Protests broke out in Ingushetia, a mainly Muslim region in southern Russia, on Oct. 4 after a deal was agreed delineating Ingushetia’s border with the neighboring Russian region of Chechnya.

The protesters said the deal conceded too much land to Chechnya, and thousands of them gathered in the region’s administrative capital, Magas, to demand it be rejected. At one point, security forces fired into the air to try to disperse the protests.

From Oct. 4, phone users across Ingushetia complained about a lack of mobile internet services, according to lawyer Khusen Daurbekov. He said he was representing some of the complainants pro bono because he wanted to force the authorities to say why they restricted the mobile network.

Daurbekov filed a complaint to the local office of Roskomnadzor against two mobile operators, Megafon and Vimpelcom. The reply, from the head of the office, Aslan Koloyev, exonerated the operators and said the switch-off was requested by law enforcement.

GLOBAL BATTLEGROUND

Koloyev declined to comment and referred questions instead to the Roskomnadzor press office. Roskomnadzor representative Vadim Ampelonsky said only that the watchdog had found no violations by the mobile operators in Ingushetia. Vimpelcom and Megafon declined to comment.

While 3G and 4G services were switched off in Ingushetia, 2G services were still available. That meant people could still make voice calls from their mobile phones. In theory they could also have mobile access to the Internet.
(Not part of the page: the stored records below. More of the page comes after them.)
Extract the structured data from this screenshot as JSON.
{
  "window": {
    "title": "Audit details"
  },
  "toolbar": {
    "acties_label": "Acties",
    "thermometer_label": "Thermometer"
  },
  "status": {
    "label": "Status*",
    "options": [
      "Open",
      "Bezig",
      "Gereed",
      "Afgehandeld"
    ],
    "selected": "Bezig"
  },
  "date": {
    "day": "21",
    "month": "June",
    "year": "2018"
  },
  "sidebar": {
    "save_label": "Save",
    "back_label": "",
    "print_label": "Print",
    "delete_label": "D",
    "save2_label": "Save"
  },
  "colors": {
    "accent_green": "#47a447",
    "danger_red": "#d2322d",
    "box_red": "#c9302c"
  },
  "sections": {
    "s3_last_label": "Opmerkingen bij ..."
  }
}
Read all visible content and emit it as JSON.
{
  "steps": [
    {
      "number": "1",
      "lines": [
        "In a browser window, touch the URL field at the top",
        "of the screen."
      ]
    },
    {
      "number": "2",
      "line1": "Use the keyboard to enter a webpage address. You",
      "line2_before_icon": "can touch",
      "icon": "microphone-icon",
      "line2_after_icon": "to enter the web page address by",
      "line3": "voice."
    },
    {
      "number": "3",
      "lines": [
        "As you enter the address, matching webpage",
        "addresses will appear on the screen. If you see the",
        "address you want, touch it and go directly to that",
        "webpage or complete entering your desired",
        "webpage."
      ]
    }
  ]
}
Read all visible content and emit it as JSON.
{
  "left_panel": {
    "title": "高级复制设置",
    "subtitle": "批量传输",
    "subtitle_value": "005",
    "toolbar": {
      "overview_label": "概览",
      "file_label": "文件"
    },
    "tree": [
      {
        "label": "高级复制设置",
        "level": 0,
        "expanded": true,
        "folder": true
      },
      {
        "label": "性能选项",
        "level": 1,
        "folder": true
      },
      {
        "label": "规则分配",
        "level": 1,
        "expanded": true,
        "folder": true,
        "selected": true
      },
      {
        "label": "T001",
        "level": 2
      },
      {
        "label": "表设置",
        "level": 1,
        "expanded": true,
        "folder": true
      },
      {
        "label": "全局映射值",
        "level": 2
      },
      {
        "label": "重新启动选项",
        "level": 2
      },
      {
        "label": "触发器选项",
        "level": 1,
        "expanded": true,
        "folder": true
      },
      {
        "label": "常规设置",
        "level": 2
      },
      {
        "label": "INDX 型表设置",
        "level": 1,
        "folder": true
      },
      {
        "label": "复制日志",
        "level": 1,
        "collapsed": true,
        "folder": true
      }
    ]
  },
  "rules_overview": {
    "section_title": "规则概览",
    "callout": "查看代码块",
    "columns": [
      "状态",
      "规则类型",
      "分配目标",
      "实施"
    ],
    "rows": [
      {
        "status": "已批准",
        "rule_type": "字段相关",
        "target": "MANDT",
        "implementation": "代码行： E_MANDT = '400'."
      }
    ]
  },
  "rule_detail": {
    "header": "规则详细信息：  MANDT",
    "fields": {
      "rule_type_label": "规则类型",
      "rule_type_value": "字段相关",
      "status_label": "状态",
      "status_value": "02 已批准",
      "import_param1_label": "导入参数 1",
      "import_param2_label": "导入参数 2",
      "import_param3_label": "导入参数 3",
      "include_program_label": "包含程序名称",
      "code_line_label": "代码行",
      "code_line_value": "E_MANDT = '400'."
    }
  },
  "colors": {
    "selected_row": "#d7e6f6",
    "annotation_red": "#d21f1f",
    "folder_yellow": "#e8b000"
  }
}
In practice however, that access is very limited because speeds over a 2G network are low, and become even slower if a large number of people are gathered in one place, for example at a protest, overloading the network.

Control over social media has become a battleground in the past few years between governments around the world trying to keep a lid on dissent and citizens seeking to express grievances against their rulers.

During mass protests in Egypt in 2011 against the rule of then-President Hosni Mubarak, authorities told mobile operator Vodafone to switch off its network in Egypt, the company said.

When anti-government protests broke out in Iran in December 2017, authorities in Tehran imposed restrictions on messaging service Telegram and social media platform Instagram, which had both been used to mobilize protesters.

Under Russian law, telecommunications services can be switched off on the decision of the Federal Security Service, the Interior Ministry or other law enforcement agencies.
Russia stifled mobile network during protests: document | Reuters
 

Similar Discussions